INPUT DATA ::
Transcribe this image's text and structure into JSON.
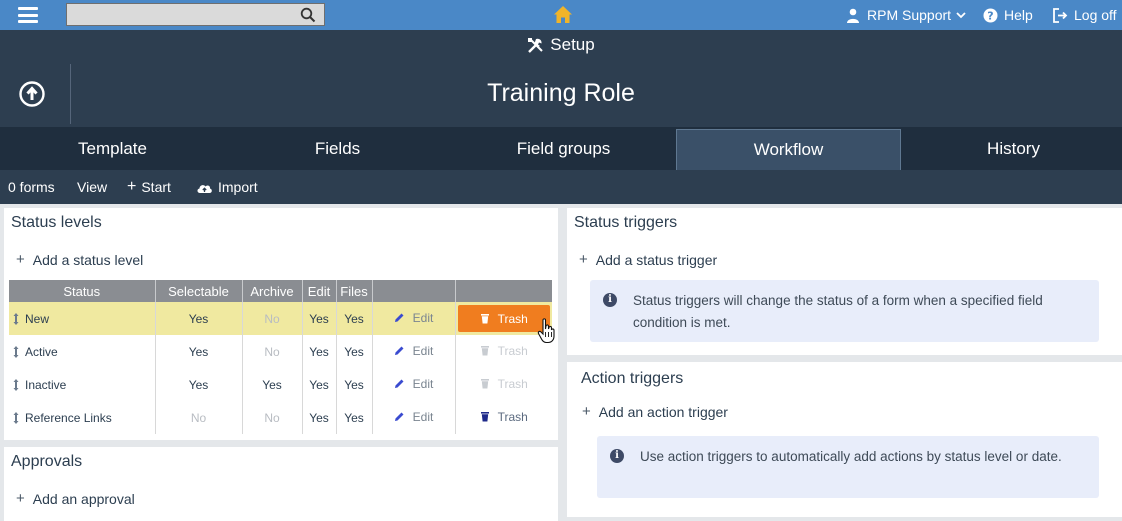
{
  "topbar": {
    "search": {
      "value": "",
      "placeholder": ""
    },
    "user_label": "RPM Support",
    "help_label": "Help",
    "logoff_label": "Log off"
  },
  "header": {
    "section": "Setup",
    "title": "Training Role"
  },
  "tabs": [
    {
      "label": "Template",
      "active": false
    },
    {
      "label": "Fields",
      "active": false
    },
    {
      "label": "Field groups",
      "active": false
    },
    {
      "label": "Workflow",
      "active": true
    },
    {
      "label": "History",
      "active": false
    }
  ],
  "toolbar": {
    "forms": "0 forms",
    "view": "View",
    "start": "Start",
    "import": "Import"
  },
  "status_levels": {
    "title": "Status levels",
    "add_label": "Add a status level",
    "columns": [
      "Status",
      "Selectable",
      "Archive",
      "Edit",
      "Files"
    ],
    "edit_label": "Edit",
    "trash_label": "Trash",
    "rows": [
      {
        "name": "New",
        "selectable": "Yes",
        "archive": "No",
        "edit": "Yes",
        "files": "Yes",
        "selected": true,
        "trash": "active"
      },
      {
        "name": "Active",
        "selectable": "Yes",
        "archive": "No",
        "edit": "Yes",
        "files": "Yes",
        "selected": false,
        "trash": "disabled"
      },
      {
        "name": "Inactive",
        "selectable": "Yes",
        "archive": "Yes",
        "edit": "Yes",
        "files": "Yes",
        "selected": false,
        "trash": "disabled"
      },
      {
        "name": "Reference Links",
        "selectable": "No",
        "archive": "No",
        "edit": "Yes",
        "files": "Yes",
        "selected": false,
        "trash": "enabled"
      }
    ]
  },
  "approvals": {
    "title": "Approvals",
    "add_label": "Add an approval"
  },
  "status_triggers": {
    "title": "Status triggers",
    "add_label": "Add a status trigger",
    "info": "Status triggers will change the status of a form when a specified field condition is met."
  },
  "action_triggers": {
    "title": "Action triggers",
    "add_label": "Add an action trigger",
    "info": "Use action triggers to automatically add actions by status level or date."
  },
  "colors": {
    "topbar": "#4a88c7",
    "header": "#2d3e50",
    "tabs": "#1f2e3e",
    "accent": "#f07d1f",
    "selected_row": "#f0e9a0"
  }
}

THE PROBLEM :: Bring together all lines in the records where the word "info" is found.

ANSWER SECTION ::
    "info": "Status triggers will change the status of a form when a specified field condition is met."
    "info": "Use action triggers to automatically add actions by status level or date."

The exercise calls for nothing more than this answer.